Patient: Well, if I overdo things, my knees get quite painful and can stay that way for hours and make sleeping difficult. Recently, the pain has got worse, and I was worried I would need a knee replacement.

Doctor: Knee replacement is certainly an option but we usually reserve that for when simpler measures have failed.

Patient: So what else can you suggest?

Doctor: Well, simple analgesics or anti-inflammatory drugs can help manage the pain. Other than drugs, some special exercises to strengthen the muscles around the knee can help maintain function and decrease the pain. Would you like to know more about those?

Patient: Those drugs upset my stomach, so I’d like to hear more about the exercises.

Doctor: Fine. I’ll give you a handout that explains some of the exercises, but also get you to see our physiotherapist. Meanwhile, you can safely take paracetamol regularly for the pain and stay active.

Patient: That’s helpful, but aren’t there more treatment options?

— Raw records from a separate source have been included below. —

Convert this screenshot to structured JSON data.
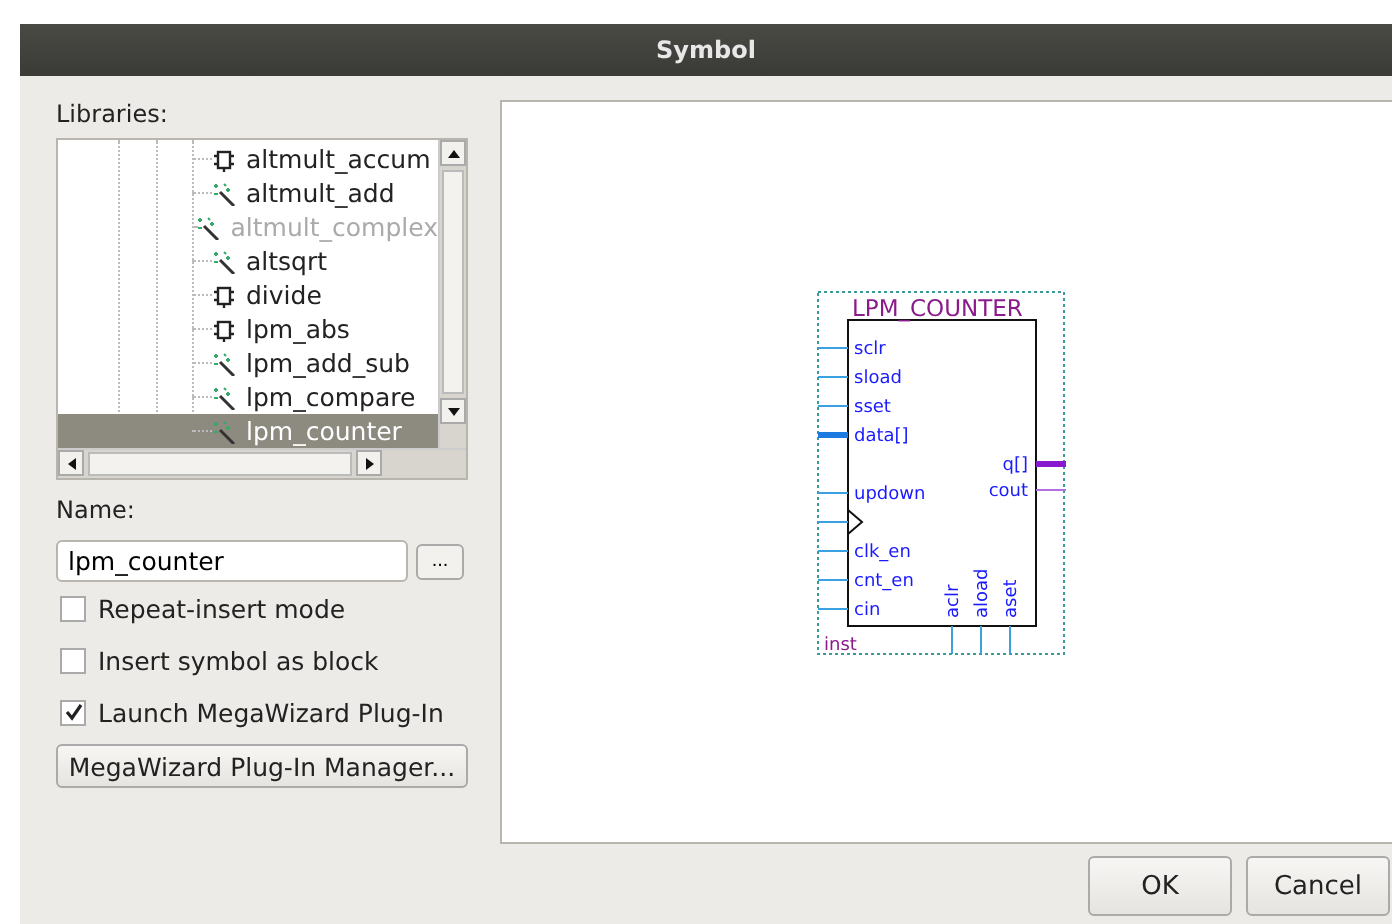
{
  "window": {
    "title": "Symbol"
  },
  "libraries": {
    "label": "Libraries:",
    "items": [
      {
        "name": "altmult_accum",
        "kind": "block",
        "disabled": false,
        "selected": false
      },
      {
        "name": "altmult_add",
        "kind": "wizard",
        "disabled": false,
        "selected": false
      },
      {
        "name": "altmult_complex",
        "kind": "wizard",
        "disabled": true,
        "selected": false
      },
      {
        "name": "altsqrt",
        "kind": "wizard",
        "disabled": false,
        "selected": false
      },
      {
        "name": "divide",
        "kind": "block",
        "disabled": false,
        "selected": false
      },
      {
        "name": "lpm_abs",
        "kind": "block",
        "disabled": false,
        "selected": false
      },
      {
        "name": "lpm_add_sub",
        "kind": "wizard",
        "disabled": false,
        "selected": false
      },
      {
        "name": "lpm_compare",
        "kind": "wizard",
        "disabled": false,
        "selected": false
      },
      {
        "name": "lpm_counter",
        "kind": "wizard",
        "disabled": false,
        "selected": true
      }
    ]
  },
  "name_field": {
    "label": "Name:",
    "value": "lpm_counter",
    "browse": "..."
  },
  "options": [
    {
      "label": "Repeat-insert mode",
      "checked": false
    },
    {
      "label": "Insert symbol as block",
      "checked": false
    },
    {
      "label": "Launch MegaWizard Plug-In",
      "checked": true
    }
  ],
  "manager_button": "MegaWizard Plug-In Manager...",
  "symbol": {
    "title": "LPM_COUNTER",
    "instance": "inst",
    "left_groups": [
      [
        {
          "name": "sclr",
          "bus": false
        },
        {
          "name": "sload",
          "bus": false
        },
        {
          "name": "sset",
          "bus": false
        },
        {
          "name": "data[]",
          "bus": true
        }
      ],
      [
        {
          "name": "updown",
          "bus": false
        },
        {
          "kind": "clock",
          "bus": false
        },
        {
          "name": "clk_en",
          "bus": false
        },
        {
          "name": "cnt_en",
          "bus": false
        },
        {
          "name": "cin",
          "bus": false
        }
      ]
    ],
    "right_pins": [
      {
        "name": "q[]",
        "bus": true
      },
      {
        "name": "cout",
        "bus": false
      }
    ],
    "bottom_pins": [
      {
        "name": "aclr",
        "bus": false
      },
      {
        "name": "aload",
        "bus": false
      },
      {
        "name": "aset",
        "bus": false
      }
    ]
  },
  "buttons": [
    "OK",
    "Cancel"
  ]
}
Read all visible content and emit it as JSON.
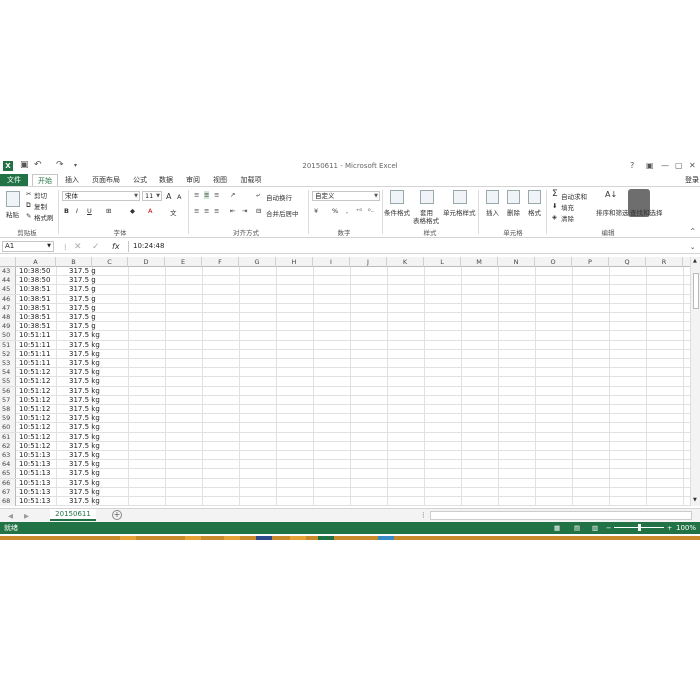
{
  "app": {
    "window_title": "20150611 - Microsoft Excel",
    "logo_letter": "X",
    "help": "?",
    "sign_in": "登录"
  },
  "tabs": [
    "文件",
    "开始",
    "插入",
    "页面布局",
    "公式",
    "数据",
    "审阅",
    "视图",
    "加载项"
  ],
  "ribbon": {
    "clipboard": {
      "paste": "粘贴",
      "cut": "剪切",
      "copy": "复制",
      "format_painter": "格式刷",
      "group": "剪贴板"
    },
    "font": {
      "name": "宋体",
      "size": "11",
      "bold": "B",
      "italic": "I",
      "underline": "U",
      "grow": "A",
      "shrink": "A",
      "group": "字体"
    },
    "alignment": {
      "wrap": "自动换行",
      "merge": "合并后居中",
      "group": "对齐方式"
    },
    "number": {
      "format": "自定义",
      "percent": "%",
      "comma": ",",
      "group": "数字"
    },
    "styles": {
      "conditional": "条件格式",
      "table1": "套用",
      "table2": "表格格式",
      "cell_styles": "单元格样式",
      "group": "样式"
    },
    "cells": {
      "insert": "插入",
      "delete": "删除",
      "format": "格式",
      "group": "单元格"
    },
    "editing": {
      "autosum": "自动求和",
      "fill": "填充",
      "clear": "清除",
      "sort": "排序和筛选",
      "find": "查找和选择",
      "group": "编辑"
    }
  },
  "formula_bar": {
    "name_box": "A1",
    "fx": "fx",
    "value": "10:24:48"
  },
  "columns": [
    "A",
    "B",
    "C",
    "D",
    "E",
    "F",
    "G",
    "H",
    "I",
    "J",
    "K",
    "L",
    "M",
    "N",
    "O",
    "P",
    "Q",
    "R"
  ],
  "rows": [
    {
      "n": "43",
      "a": "10:38:50",
      "b": "317.5 g"
    },
    {
      "n": "44",
      "a": "10:38:50",
      "b": "317.5 g"
    },
    {
      "n": "45",
      "a": "10:38:51",
      "b": "317.5 g"
    },
    {
      "n": "46",
      "a": "10:38:51",
      "b": "317.5 g"
    },
    {
      "n": "47",
      "a": "10:38:51",
      "b": "317.5 g"
    },
    {
      "n": "48",
      "a": "10:38:51",
      "b": "317.5 g"
    },
    {
      "n": "49",
      "a": "10:38:51",
      "b": "317.5 g"
    },
    {
      "n": "50",
      "a": "10:51:11",
      "b": "317.5 kg"
    },
    {
      "n": "51",
      "a": "10:51:11",
      "b": "317.5 kg"
    },
    {
      "n": "52",
      "a": "10:51:11",
      "b": "317.5 kg"
    },
    {
      "n": "53",
      "a": "10:51:11",
      "b": "317.5 kg"
    },
    {
      "n": "54",
      "a": "10:51:12",
      "b": "317.5 kg"
    },
    {
      "n": "55",
      "a": "10:51:12",
      "b": "317.5 kg"
    },
    {
      "n": "56",
      "a": "10:51:12",
      "b": "317.5 kg"
    },
    {
      "n": "57",
      "a": "10:51:12",
      "b": "317.5 kg"
    },
    {
      "n": "58",
      "a": "10:51:12",
      "b": "317.5 kg"
    },
    {
      "n": "59",
      "a": "10:51:12",
      "b": "317.5 kg"
    },
    {
      "n": "60",
      "a": "10:51:12",
      "b": "317.5 kg"
    },
    {
      "n": "61",
      "a": "10:51:12",
      "b": "317.5 kg"
    },
    {
      "n": "62",
      "a": "10:51:12",
      "b": "317.5 kg"
    },
    {
      "n": "63",
      "a": "10:51:13",
      "b": "317.5 kg"
    },
    {
      "n": "64",
      "a": "10:51:13",
      "b": "317.5 kg"
    },
    {
      "n": "65",
      "a": "10:51:13",
      "b": "317.5 kg"
    },
    {
      "n": "66",
      "a": "10:51:13",
      "b": "317.5 kg"
    },
    {
      "n": "67",
      "a": "10:51:13",
      "b": "317.5 kg"
    },
    {
      "n": "68",
      "a": "10:51:13",
      "b": "317.5 kg"
    }
  ],
  "sheet": {
    "name": "20150611",
    "add": "+"
  },
  "status": {
    "ready": "就绪",
    "zoom": "100%"
  },
  "colors": {
    "accent": "#217346",
    "taskbar": "#c88a2a"
  }
}
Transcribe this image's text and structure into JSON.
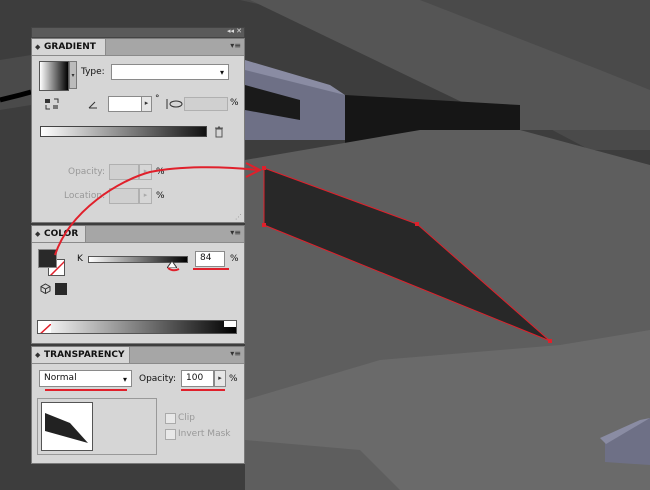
{
  "gradient_panel": {
    "title": "GRADIENT",
    "type_label": "Type:",
    "type_value": "",
    "angle_unit": "°",
    "aspect_unit": "%",
    "opacity_label": "Opacity:",
    "opacity_unit": "%",
    "location_label": "Location:",
    "location_unit": "%"
  },
  "color_panel": {
    "title": "COLOR",
    "channel_label": "K",
    "channel_value": "84",
    "channel_unit": "%",
    "slider_level": 0.84,
    "fill_color": "#292929"
  },
  "transparency_panel": {
    "title": "TRANSPARENCY",
    "blend_mode": "Normal",
    "opacity_label": "Opacity:",
    "opacity_value": "100",
    "opacity_unit": "%",
    "clip_label": "Clip",
    "invert_mask_label": "Invert Mask"
  },
  "annotation_color": "#e0202b"
}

Doctor: There are further options available for severe osteoarthritis. But at this stage you could well find that you will experience a steady improvement as you build up the muscles with the exercises, sleep better because you have less pain, and can generally do more. You might also consider going swimming, or walking the dog more often, which will not only strengthen the muscles but should also help you ‘feel good’, and help to keep your weight in check into the bargain! I think we can safely leave considering more drastic options until we see how you get on with the exercises and the pain relief. But don’t hesitate to come back to me if you think you’re disappointed with progress.

Next: Questions about translating research evidence into practice